LEO Weekly welcomes letters that are brief (350 words or less preferred) and thoughtful. Ad hominem attacks will be ignored, and we need your name and a daytime phone number. Send snail mail to Inbox, 301 E. Main St., Suite 201, Louisville, Ky. 40202. Fax to 895-9779 or email to [email protected] We may edit for length, grammar and clarity.
The ‘War on Coal’ Myth
I was born in Letcher County in Southeast Kentucky, in the old company town of Jenkins on the border with Virginia. My grandfather (he died of black lung) and his brothers were coal miners who lived and raised their families in coal camp houses without indoor plumbing, shopped at the company stores and had to grow their own food to survive. My own family left Eastern Kentucky in 1963 so my father could find work. We moved to Virginia and then Florida before returning in the early ‘70s to Whitesburg where I finished high school. I worked on strip-mines in Letcher and Perry County in the ‘70s and early ‘80s, and I lived there into the ‘90s. As a native East Kentuckian – one who’s worked in mining and industries peripheral to the mining industry, I am embarrassed for anyone from Kentucky or, more specifically, Eastern Kentucky, who has fallen for the lies or believes there really exists a ‘War on Coal.’

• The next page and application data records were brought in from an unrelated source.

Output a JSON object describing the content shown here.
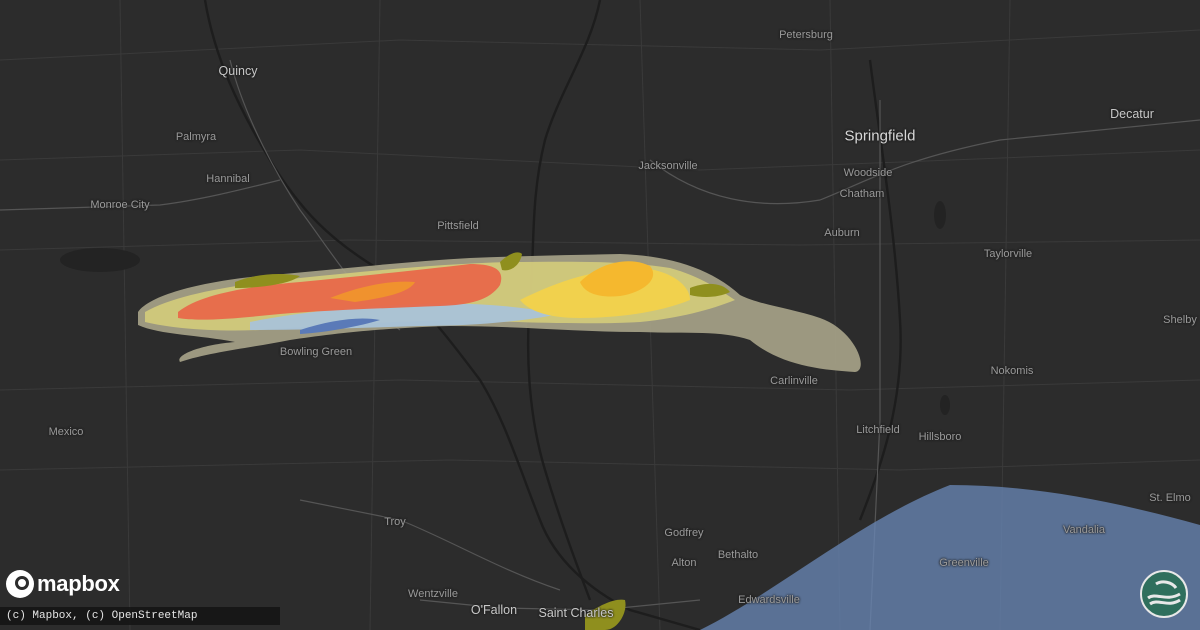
{
  "map": {
    "basemap": "dark",
    "places": [
      {
        "name": "Petersburg",
        "tier": "minor"
      },
      {
        "name": "Quincy",
        "tier": "mid"
      },
      {
        "name": "Decatur",
        "tier": "mid"
      },
      {
        "name": "Springfield",
        "tier": "major"
      },
      {
        "name": "Palmyra",
        "tier": "minor"
      },
      {
        "name": "Hannibal",
        "tier": "minor"
      },
      {
        "name": "Jacksonville",
        "tier": "minor"
      },
      {
        "name": "Woodside",
        "tier": "minor"
      },
      {
        "name": "Chatham",
        "tier": "minor"
      },
      {
        "name": "Monroe City",
        "tier": "minor"
      },
      {
        "name": "Pittsfield",
        "tier": "minor"
      },
      {
        "name": "Auburn",
        "tier": "minor"
      },
      {
        "name": "Taylorville",
        "tier": "minor"
      },
      {
        "name": "Shelby",
        "tier": "minor"
      },
      {
        "name": "Bowling Green",
        "tier": "minor"
      },
      {
        "name": "Carlinville",
        "tier": "minor"
      },
      {
        "name": "Nokomis",
        "tier": "minor"
      },
      {
        "name": "Mexico",
        "tier": "minor"
      },
      {
        "name": "Litchfield",
        "tier": "minor"
      },
      {
        "name": "Hillsboro",
        "tier": "minor"
      },
      {
        "name": "St. Elmo",
        "tier": "minor"
      },
      {
        "name": "Troy",
        "tier": "minor"
      },
      {
        "name": "Godfrey",
        "tier": "minor"
      },
      {
        "name": "Vandalia",
        "tier": "minor"
      },
      {
        "name": "Bethalto",
        "tier": "minor"
      },
      {
        "name": "Greenville",
        "tier": "minor"
      },
      {
        "name": "Alton",
        "tier": "minor"
      },
      {
        "name": "Wentzville",
        "tier": "minor"
      },
      {
        "name": "O'Fallon",
        "tier": "mid"
      },
      {
        "name": "Saint Charles",
        "tier": "mid"
      },
      {
        "name": "Edwardsville",
        "tier": "minor"
      }
    ],
    "overlay_colors": {
      "outer": "#a9a48a",
      "light_yellow": "#d7cf7a",
      "yellow": "#f2d24b",
      "gold": "#f5b82e",
      "orange_red": "#e8694a",
      "orange": "#f0922e",
      "light_blue": "#a9c3d8",
      "blue": "#5a7ab8",
      "olive": "#8f8f1e",
      "advisory_blue": "#6a88b8"
    }
  },
  "branding": {
    "logo_text": "mapbox",
    "attribution": "(c) Mapbox, (c) OpenStreetMap",
    "badge_icon": "wave-globe-icon"
  }
}
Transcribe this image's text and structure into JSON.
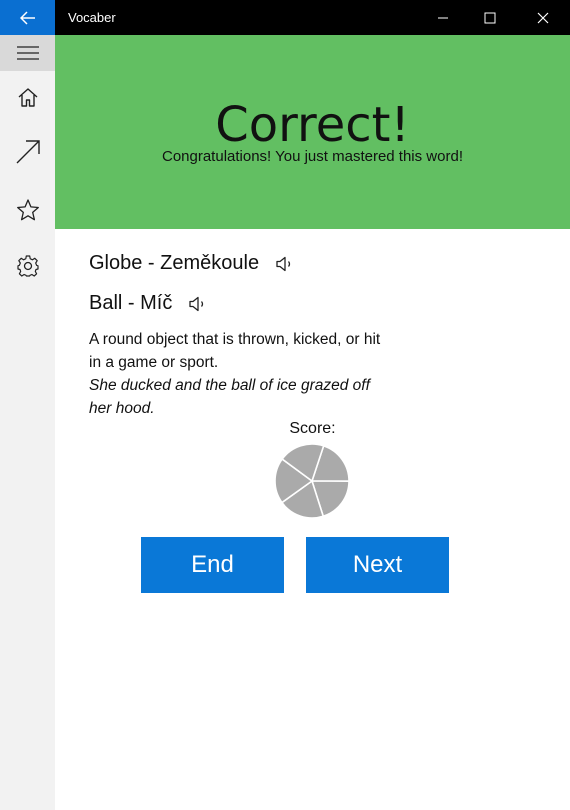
{
  "window": {
    "title": "Vocaber",
    "controls": [
      "minimize-icon",
      "maximize-icon",
      "close-icon"
    ]
  },
  "sidebar": {
    "items": [
      {
        "icon": "hamburger-icon"
      },
      {
        "icon": "home-icon"
      },
      {
        "icon": "arrow-up-right-icon"
      },
      {
        "icon": "star-icon"
      },
      {
        "icon": "gear-icon"
      }
    ]
  },
  "banner": {
    "title": "Correct!",
    "subtitle": "Congratulations! You just mastered this word!",
    "color": "#62bf62"
  },
  "words": [
    {
      "text": "Globe - Zeměkoule",
      "icon": "speaker-icon"
    },
    {
      "text": "Ball - Míč",
      "icon": "speaker-icon"
    }
  ],
  "definition": "A round object that is thrown, kicked, or hit in a game or sport.",
  "example": "She ducked and the ball of ice grazed off her hood.",
  "score": {
    "label": "Score:",
    "filled_segments": 5,
    "total_segments": 5,
    "color": "#aaaaaa"
  },
  "buttons": {
    "end": "End",
    "next": "Next",
    "color": "#0a78d7"
  }
}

Anyone with any experience or history in the region knows coal has always been boom or bust, a cycle established over a century of coal operations. There have been prosperous times (the coal boom of the early ‘70s, when Pike County had more millionaires per capita than anywhere else in the nation), several mini-booms before and since. But, more often, extended periods of “bust,” periods of unemployment, deprivation, ‘on the dole,’ out-migration to places where jobs can be found … all those symptoms Eastern Kentucky experienced before and since Lyndon Johnson visited Mr. Fletcher in Pike County when he declared the War on Poverty.
A coal miner is a carpenter when the mines are closed or, if one is forced to, one leaves ‘home’ as did my family (it’s always home no matter how far you go away from the hills) to find work. What this all means is, “Reading, Writing and Route 23” didn’t just happen since 2009 because Barak Obama was elected – that path to Ohio, Detroit or south and west was used for decades before he entered office. It was written about in such novels as Harriet Simpson Arnow’s “The Dollmaker,” in song by Dwight Yoakam and in Harry Caudill’s many books about the negative impact of coal on the region and the political power coal wields in the Commonwealth. Many, many factors affect that pattern of boom and bust and today’s economic problems are the result, exacerbated by the Great Recession.
Here’s a dose of reality: when George W. Bush came into office in 2001 there were 654 coal fired plants in this nation – and when he slithered out of office in 2009 there were 595. Bush’s War on Coal? When Mitch McConnell came into office three decades ago, there were almost 70,000 jobs in the coal industry nationally – now there is less than one-third that number. McConnell’s War on Coal?
Go back a little further, to Charles Kuralt’s CBS documentary about “Christmas in Appalachia,” in 1965, when, about 13 minutes into the video, Kuralt asked a store owner in Letcher County about jobs and unemployment in the area. Why were so many without jobs, he asked? The store owner, seen giving credit to customers so they could survive, replied it was “machines,” mechanization – the industry didn’t need as many workers. That was in 1965 – it’s only become worse for miners with mountain top removal, continuous miners and the like.
Let’s talk about those plants McConnell claims he is worried about — some of them were and are 80 years old and closed through attrition or because other forms of energy have become more available and less expensive. Natural gas was over $15 per million BTU in 2005 – and today it’s about $4 per million BTU. But then there may not be a market for the product. Arch Mineral in Eastern Kentucky laid off hundreds of miners this year and closed operations because of a glut in the metallurgical coal market. Even as mine owners complained about the EPA, they were closing operating mines. Obama’s War on Coal?
The need for someone to blame is perhaps natural – and Republicans and Mitch and Rand are quite willing to point to President Obama. What Republicans, Mitch and Rand are not so willing to do is be honest with Kentuckians. Time, technology, market forces, other forms of energy competing with coal – that’s reality, not the War on Coal myth manufactured by the industry and marketed by Republicans. If Kentuckians fall for those lies this year, they have only themselves to blame for the consequences of that election and Kentucky’s time in the desert will be extended. Bill Adkins, Williamstown, KY